**Page and application data records:**
^^^^^^^^^^^^^^^^

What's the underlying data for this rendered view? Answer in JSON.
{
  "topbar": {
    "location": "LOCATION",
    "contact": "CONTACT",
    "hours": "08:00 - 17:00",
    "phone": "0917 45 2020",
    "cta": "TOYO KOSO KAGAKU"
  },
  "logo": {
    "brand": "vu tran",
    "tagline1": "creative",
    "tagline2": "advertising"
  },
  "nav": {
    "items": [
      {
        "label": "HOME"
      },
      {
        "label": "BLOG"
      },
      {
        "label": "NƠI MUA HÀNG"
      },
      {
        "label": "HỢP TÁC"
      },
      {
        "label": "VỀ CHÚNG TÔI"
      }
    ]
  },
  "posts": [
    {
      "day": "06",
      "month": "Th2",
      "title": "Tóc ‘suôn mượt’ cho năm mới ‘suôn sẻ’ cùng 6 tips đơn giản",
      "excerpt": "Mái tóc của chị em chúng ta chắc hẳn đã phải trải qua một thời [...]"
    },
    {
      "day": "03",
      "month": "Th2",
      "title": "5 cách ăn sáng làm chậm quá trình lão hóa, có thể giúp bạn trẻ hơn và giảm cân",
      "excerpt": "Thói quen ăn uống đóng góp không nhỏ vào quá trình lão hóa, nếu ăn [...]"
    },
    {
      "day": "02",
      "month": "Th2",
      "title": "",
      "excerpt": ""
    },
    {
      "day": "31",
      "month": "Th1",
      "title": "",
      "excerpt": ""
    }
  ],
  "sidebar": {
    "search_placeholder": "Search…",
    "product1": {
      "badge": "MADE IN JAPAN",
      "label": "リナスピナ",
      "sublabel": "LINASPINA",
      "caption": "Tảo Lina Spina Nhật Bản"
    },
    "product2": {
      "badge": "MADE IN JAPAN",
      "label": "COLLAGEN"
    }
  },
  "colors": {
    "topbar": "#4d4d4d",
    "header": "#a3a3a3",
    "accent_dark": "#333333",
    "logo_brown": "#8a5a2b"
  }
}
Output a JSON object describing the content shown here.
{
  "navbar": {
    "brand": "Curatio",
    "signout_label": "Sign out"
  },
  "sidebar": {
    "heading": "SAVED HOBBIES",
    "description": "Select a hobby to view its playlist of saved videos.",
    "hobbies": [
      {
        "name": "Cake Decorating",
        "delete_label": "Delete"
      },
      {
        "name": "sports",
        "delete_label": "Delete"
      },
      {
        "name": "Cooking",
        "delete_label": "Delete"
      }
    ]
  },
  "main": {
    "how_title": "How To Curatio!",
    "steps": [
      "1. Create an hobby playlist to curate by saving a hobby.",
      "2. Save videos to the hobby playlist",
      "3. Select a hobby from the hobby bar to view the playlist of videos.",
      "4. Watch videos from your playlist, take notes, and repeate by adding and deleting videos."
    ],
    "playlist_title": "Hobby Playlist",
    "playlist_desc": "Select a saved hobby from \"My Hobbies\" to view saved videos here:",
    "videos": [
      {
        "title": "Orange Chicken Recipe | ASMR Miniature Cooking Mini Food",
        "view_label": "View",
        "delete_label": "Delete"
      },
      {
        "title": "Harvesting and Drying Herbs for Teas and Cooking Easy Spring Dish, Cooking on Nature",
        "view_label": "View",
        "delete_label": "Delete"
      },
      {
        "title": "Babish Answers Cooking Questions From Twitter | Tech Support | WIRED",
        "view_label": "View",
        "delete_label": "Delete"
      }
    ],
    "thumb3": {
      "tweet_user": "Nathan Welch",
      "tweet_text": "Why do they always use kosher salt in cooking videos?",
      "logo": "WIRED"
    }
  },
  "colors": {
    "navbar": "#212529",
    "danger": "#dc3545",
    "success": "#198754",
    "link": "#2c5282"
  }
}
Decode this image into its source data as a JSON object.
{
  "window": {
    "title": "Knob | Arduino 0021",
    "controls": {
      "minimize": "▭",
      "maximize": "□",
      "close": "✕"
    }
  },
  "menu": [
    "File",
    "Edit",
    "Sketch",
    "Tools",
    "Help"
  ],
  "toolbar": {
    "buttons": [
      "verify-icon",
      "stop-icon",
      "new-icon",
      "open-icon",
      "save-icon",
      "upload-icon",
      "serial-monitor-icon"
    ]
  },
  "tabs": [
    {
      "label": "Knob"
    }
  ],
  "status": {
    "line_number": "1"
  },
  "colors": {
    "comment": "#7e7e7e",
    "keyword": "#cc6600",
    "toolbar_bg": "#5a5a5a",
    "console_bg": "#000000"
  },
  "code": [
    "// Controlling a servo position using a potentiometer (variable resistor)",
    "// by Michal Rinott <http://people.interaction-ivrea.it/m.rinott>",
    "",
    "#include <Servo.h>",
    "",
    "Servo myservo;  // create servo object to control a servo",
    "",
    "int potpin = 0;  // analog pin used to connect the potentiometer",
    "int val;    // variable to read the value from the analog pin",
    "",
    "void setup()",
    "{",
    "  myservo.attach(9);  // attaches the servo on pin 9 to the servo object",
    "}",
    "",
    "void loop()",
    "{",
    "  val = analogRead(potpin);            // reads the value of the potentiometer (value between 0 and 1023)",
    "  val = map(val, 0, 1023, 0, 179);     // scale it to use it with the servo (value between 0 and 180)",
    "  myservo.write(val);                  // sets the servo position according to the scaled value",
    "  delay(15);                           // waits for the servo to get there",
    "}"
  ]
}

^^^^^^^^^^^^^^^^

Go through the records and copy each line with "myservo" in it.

    "Servo myservo;  // create servo object to control a servo",
    "  myservo.attach(9);  // attaches the servo on pin 9 to the servo object",
    "  myservo.write(val);                  // sets the servo position according to the scaled value",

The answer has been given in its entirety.